When people are looking at getting out of the rat race of the big cities, what are they going to be looking for? That has been a quest of mine as I’ve traveled around the country, visiting towns and doing interviews.
I’m become more convinced that those towns that will survive and thrive are the ones that have special quality of life attributes, a unique feel about them, outstanding recreational assets and low cost of living.
I found all of those attributes in Sheboygan. The creative people who helped to develop the community have left behind an equally creative, dedicated and passionate citizenry. Sitting on the banks of Lake Michigan is a huge attribute. Having the Kohler hospitality and golf assets are very strong plus. The new Blue Harbor Resort, a Great Wolf Project, with 184 rooms, 64 condos, conference center and indoor water park is another huge advantage. The John Michael Kohler Art Center, the Stefanie Weill Theater, and Above and Beyond Children’s Museum also add much to the town.
Housing is still moderately attractive. We passed one house a half block from Lake Michigan with a view of the lake, priced at $60,000.
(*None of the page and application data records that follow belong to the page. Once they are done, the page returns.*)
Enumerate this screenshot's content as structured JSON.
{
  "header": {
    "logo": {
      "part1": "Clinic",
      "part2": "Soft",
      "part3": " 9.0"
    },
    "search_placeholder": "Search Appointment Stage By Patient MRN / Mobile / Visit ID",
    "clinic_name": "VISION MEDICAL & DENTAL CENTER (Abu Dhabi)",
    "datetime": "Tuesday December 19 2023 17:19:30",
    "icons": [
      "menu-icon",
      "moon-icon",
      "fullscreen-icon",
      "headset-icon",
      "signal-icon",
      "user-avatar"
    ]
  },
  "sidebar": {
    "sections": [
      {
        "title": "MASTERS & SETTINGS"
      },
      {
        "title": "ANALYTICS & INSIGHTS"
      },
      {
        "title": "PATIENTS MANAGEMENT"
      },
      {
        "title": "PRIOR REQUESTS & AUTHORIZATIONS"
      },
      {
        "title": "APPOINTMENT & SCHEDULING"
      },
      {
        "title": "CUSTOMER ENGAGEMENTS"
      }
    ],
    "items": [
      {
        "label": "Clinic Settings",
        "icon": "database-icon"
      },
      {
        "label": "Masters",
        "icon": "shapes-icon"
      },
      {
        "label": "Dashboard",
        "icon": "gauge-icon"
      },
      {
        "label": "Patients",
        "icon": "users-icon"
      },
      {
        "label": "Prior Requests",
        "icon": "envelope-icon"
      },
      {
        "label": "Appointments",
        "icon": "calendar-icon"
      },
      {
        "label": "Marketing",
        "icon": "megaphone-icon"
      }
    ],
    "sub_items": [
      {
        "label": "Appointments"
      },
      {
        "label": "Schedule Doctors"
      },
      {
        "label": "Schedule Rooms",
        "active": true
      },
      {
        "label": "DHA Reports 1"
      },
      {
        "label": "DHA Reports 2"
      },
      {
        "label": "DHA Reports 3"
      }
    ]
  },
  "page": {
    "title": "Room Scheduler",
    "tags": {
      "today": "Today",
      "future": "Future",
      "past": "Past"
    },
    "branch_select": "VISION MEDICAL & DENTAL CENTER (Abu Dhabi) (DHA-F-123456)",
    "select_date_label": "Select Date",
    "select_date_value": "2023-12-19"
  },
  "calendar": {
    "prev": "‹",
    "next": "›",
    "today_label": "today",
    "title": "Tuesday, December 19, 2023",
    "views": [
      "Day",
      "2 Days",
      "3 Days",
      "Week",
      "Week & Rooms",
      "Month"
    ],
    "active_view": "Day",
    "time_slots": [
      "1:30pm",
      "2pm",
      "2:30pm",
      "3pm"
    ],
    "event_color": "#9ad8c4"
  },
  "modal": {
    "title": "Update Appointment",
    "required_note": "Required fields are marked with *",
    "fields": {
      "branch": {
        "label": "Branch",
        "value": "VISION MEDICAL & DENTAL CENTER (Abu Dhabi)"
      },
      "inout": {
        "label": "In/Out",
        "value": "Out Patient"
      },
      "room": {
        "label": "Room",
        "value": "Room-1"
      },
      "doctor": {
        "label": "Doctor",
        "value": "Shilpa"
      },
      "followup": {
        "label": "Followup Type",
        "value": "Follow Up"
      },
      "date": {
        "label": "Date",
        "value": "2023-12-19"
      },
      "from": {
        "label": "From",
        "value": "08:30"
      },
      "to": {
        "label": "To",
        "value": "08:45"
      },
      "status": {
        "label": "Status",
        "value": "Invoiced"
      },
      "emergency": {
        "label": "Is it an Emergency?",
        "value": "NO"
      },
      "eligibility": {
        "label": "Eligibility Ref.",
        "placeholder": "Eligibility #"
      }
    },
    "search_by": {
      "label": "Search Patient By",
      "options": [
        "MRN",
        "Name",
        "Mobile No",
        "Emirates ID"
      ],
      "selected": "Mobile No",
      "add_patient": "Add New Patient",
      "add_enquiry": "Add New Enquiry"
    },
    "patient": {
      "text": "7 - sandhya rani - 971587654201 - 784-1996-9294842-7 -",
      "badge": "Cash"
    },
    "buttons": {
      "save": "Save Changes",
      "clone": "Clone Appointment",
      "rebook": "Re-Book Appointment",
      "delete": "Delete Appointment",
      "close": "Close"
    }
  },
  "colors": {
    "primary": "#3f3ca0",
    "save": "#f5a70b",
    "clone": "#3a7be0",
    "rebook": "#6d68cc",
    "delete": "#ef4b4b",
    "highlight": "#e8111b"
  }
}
The downtown is showing signs of life after a consultant in the 1970s convinced them to close off the downtown streets, making it a pedestrian friendly shopping experience. The consultants from Georgia were convinced that the days of cars in our downtowns were over. They didn’t understand the ferocity of Wisconsin winters, were wrong and the downtown suffered dramatically.
Sheboygan is like a lot of towns. There are too many factions going off in different directions that need to develop a common shared vision of what they want their town to look like in the future. They’ve got everything to work with and after talking with them, I’m convinced that they are onto some of the best days of their lives.